• **AIM OF THE EXERCISE**:
Copy every line of the entries that has the string "JSON" in it.

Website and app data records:
□ □ □ □ □

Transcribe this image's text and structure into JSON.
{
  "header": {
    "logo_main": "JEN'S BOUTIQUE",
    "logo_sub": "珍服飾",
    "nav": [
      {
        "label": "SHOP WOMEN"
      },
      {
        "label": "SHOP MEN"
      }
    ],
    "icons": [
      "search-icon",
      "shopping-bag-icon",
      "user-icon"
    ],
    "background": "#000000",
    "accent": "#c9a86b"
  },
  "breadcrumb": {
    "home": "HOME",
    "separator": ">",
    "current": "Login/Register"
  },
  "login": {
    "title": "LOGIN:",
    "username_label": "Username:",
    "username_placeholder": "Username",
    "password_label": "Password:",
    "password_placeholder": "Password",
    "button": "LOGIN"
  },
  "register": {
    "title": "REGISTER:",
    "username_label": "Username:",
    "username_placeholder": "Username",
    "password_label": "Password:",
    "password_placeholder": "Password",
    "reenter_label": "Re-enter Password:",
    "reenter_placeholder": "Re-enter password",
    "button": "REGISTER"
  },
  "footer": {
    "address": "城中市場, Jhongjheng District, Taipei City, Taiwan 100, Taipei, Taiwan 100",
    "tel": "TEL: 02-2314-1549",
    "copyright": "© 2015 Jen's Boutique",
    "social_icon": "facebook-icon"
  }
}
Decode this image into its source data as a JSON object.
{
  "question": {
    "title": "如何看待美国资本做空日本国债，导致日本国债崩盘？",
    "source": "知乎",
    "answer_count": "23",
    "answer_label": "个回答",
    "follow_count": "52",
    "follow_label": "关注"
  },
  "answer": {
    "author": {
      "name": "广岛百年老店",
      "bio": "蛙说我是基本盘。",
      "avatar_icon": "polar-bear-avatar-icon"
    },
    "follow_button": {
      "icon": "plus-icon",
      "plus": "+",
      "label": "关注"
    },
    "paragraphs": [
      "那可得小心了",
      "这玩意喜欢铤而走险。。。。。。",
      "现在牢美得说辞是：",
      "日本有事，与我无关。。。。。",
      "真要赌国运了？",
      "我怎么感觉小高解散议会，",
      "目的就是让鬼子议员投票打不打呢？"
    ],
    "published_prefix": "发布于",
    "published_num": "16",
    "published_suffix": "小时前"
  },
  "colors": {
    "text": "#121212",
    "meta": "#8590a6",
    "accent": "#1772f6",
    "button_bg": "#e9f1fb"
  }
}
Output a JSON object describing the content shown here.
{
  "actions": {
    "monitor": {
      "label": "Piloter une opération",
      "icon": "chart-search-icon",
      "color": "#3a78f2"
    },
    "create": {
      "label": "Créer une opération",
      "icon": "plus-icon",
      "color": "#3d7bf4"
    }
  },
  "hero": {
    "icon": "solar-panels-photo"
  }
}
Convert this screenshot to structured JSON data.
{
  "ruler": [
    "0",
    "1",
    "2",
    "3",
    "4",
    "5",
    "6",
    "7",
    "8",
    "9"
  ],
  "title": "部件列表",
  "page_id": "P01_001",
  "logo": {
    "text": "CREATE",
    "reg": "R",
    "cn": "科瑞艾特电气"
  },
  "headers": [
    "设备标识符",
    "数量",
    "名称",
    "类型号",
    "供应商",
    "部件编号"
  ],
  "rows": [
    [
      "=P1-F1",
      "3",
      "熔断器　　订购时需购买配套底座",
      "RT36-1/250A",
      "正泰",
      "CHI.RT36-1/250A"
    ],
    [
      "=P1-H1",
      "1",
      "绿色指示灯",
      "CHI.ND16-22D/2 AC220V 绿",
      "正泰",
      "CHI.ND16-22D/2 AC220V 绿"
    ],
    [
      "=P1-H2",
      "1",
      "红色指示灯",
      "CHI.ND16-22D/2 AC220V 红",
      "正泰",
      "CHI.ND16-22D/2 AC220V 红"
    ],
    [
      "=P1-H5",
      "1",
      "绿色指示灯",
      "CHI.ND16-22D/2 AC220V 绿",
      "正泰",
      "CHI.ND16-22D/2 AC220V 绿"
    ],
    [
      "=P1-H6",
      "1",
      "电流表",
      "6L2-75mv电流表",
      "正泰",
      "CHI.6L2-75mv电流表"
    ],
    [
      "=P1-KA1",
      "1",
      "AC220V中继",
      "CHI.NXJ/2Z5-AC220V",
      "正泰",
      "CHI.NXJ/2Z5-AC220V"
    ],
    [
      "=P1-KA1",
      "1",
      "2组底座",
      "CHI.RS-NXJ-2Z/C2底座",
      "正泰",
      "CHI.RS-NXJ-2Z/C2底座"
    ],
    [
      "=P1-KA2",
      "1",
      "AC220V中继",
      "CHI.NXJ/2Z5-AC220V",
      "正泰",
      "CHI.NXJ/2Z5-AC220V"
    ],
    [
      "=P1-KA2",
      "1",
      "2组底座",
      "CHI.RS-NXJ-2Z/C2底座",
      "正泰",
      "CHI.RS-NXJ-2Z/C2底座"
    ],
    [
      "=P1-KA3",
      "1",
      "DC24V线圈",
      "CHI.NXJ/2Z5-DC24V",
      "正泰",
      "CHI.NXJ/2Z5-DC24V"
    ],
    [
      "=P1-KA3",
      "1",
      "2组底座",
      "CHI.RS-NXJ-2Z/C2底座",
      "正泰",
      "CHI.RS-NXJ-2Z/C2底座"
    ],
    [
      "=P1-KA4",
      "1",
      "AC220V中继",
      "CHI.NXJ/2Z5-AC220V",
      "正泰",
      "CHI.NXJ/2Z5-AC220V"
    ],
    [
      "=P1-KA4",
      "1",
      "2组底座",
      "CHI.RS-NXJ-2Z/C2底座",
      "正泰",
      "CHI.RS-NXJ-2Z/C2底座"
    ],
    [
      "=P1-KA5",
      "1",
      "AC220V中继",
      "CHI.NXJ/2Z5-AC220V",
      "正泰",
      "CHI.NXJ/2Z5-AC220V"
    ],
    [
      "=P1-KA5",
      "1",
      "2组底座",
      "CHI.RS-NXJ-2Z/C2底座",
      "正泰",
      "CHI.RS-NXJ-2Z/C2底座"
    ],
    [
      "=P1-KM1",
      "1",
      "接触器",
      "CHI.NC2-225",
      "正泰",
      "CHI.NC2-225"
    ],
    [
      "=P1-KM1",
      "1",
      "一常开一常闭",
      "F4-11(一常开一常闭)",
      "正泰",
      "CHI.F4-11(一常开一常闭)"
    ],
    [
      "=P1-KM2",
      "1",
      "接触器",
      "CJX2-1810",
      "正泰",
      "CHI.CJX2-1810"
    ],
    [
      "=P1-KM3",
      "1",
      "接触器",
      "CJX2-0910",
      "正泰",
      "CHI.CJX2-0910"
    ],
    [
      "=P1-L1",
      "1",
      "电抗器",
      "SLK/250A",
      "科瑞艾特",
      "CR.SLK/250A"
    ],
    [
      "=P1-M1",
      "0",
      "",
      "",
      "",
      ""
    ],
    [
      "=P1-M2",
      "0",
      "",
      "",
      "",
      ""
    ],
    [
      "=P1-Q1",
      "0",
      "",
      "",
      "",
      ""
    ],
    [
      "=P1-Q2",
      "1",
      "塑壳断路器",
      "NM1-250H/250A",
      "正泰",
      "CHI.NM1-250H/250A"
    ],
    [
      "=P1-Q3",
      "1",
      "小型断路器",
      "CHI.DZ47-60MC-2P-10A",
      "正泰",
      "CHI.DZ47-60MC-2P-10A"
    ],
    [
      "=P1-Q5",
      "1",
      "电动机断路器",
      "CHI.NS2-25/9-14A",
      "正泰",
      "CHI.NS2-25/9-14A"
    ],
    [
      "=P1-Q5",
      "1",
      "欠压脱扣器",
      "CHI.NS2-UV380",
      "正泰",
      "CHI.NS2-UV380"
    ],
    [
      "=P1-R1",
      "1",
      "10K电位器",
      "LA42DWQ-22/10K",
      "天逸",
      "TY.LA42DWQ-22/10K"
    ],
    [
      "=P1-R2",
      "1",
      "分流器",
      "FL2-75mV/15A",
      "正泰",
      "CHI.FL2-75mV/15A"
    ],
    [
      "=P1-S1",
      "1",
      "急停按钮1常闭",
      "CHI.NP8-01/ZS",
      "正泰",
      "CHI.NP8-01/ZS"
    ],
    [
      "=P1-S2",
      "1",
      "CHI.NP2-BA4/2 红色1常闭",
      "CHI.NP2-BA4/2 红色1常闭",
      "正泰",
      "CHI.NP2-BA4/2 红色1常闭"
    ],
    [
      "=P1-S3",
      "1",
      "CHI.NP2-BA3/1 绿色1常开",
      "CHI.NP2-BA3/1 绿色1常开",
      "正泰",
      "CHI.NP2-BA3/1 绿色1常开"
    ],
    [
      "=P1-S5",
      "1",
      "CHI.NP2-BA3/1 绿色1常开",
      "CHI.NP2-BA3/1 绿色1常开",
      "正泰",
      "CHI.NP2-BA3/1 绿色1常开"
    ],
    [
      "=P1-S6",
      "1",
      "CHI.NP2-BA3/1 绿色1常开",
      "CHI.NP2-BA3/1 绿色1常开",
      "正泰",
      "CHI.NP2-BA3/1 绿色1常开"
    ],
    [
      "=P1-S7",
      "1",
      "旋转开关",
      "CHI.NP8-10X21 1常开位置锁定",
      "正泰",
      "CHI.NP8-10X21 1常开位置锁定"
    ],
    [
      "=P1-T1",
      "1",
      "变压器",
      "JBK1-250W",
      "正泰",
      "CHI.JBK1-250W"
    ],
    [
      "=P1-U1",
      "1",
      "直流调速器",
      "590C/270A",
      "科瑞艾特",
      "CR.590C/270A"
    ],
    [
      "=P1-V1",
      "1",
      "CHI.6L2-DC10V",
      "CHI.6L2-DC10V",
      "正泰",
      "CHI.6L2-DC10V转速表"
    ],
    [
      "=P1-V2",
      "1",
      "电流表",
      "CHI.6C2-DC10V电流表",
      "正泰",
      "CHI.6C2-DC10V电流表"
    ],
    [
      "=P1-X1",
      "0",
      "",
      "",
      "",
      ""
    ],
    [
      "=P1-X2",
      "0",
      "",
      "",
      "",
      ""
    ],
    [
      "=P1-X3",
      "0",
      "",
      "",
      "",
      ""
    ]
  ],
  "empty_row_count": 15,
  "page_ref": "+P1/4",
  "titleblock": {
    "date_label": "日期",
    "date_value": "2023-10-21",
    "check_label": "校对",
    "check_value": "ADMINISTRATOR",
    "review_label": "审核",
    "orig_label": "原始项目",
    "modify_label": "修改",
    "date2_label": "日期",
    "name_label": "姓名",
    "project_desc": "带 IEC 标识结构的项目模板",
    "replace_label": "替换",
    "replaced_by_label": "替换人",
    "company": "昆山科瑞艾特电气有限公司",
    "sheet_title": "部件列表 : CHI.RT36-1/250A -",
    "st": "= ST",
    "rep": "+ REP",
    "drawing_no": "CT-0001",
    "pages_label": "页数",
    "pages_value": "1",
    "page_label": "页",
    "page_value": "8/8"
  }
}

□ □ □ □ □

• **TASK SOLUTION**:
Transcribe this image's text and structure into JSON.
Decode this image into its source data as a JSON object.
Output a JSON object describing the content shown here.
Convert this screenshot to structured JSON data.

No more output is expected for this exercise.